University of Kentucky (UK) senior Brandon Dooley is studying whether sorghum-sudangrass with a brown midrib trait adds nutrients back to soil quicker than varieties without the trait. Sorghum-sudangrass is a warm-season annual grass Kentucky producers use for summer grazing and pasture renovation. When livestock graze the forage, they leave behind plant residues on top of the soil that must decompose.
Previous studies have shown that sorghum-sudangrass containing the brown midrib trait has less lignin than other varieties. (Lignin is a complex organic polymer that, with cellulose, forms the chief constituent of wood.) As a result, microbes in livestock’s rumen digest the forage more completely, which enhances the animal’s performance. UK College of Agriculture Food and Environment forage researchers think the trait may also speed up leftover plant residue decomposition.
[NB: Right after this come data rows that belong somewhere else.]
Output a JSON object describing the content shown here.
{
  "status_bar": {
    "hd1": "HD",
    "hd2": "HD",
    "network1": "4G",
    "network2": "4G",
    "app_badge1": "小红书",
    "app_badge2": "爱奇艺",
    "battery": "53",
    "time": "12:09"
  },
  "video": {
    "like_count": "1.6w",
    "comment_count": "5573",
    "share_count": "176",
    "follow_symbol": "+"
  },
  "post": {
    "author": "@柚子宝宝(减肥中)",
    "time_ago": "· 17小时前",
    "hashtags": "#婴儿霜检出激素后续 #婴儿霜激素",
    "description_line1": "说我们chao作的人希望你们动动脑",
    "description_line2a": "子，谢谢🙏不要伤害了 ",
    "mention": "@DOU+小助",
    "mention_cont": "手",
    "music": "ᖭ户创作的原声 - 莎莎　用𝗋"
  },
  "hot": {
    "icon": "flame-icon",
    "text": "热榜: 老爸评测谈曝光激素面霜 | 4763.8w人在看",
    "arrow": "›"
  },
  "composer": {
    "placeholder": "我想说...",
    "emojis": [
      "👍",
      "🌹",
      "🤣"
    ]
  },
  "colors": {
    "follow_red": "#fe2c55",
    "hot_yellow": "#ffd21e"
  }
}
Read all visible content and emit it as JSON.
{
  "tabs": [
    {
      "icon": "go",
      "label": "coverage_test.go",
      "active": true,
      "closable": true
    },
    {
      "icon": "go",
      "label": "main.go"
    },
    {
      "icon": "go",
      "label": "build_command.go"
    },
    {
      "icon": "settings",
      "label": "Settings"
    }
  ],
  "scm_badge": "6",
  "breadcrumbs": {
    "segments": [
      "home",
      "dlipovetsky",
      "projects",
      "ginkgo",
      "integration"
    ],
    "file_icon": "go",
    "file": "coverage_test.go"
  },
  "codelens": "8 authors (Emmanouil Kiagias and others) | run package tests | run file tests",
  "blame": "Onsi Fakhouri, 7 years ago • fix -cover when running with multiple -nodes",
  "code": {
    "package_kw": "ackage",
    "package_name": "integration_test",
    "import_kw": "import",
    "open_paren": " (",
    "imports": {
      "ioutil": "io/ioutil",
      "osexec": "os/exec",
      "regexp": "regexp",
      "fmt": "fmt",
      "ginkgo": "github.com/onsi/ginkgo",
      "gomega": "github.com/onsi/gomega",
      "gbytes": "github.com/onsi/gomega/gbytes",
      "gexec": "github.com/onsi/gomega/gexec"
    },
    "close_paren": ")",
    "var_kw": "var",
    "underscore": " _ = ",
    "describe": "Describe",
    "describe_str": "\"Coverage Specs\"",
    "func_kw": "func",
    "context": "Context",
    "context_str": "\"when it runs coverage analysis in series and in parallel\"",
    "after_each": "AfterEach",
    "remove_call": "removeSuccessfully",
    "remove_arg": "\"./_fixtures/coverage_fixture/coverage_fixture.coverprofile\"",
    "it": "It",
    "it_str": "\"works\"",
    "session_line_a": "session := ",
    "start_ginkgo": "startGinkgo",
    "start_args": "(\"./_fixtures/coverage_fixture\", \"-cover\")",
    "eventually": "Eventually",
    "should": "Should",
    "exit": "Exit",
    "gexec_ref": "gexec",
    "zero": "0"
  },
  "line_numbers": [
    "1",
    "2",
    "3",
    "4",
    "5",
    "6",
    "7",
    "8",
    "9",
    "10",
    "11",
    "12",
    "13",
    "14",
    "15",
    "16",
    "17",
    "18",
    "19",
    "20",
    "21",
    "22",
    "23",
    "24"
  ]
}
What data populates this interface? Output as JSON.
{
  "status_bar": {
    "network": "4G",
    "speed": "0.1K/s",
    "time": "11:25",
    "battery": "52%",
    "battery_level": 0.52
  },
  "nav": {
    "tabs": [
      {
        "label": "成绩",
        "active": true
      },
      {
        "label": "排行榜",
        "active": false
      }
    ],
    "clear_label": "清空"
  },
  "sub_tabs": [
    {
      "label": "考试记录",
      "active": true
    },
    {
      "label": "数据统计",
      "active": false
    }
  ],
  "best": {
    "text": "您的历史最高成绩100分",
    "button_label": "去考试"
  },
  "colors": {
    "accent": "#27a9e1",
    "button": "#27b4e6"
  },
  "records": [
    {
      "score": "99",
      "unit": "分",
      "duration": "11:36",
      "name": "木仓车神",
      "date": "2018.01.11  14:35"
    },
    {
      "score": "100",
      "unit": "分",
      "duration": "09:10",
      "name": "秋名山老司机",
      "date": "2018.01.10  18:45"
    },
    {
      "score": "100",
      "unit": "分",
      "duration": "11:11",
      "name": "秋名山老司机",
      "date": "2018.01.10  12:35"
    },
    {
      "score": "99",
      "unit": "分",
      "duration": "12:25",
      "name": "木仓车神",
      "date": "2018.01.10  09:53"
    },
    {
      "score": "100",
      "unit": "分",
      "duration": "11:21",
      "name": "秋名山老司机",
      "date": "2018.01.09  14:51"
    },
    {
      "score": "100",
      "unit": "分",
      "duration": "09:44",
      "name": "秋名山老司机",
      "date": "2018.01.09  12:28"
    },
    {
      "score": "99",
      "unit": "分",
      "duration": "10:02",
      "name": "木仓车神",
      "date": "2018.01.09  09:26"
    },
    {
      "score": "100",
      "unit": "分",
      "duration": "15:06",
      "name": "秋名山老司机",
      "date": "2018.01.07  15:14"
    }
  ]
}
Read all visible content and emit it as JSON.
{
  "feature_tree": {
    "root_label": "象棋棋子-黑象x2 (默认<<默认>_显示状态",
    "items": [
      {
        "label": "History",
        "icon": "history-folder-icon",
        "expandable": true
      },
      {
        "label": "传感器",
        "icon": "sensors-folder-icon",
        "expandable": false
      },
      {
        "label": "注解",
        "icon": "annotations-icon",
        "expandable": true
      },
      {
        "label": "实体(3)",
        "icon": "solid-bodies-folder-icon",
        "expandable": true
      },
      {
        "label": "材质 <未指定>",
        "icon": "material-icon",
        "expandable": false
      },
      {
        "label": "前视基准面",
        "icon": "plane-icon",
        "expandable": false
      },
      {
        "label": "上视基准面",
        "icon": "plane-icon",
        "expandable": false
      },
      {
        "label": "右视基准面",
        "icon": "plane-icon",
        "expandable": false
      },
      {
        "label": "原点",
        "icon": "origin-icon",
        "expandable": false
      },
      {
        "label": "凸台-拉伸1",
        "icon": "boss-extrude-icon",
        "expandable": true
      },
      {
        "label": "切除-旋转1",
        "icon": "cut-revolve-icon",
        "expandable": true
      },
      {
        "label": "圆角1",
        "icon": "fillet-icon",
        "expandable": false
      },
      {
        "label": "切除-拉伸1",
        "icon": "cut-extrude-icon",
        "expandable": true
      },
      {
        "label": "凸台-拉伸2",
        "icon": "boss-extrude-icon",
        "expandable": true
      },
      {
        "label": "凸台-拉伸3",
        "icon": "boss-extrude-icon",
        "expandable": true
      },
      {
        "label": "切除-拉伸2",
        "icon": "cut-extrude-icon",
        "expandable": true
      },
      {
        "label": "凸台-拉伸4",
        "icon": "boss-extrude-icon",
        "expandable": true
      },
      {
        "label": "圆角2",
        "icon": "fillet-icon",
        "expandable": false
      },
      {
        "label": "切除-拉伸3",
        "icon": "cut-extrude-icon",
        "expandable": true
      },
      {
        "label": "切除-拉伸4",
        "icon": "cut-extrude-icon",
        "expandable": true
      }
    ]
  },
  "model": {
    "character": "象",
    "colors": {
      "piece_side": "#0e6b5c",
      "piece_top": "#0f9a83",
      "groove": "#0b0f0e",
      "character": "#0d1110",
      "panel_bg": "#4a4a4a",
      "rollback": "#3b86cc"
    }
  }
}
Dooley interned with UK Extension forage specialist Chris Teutsch through the USDA’s Research and Extension Experiential Learning for Undergraduates summer internship program. This work was supported by USDA’s National Institute of Food and Agriculture. For more information, read this UK News article.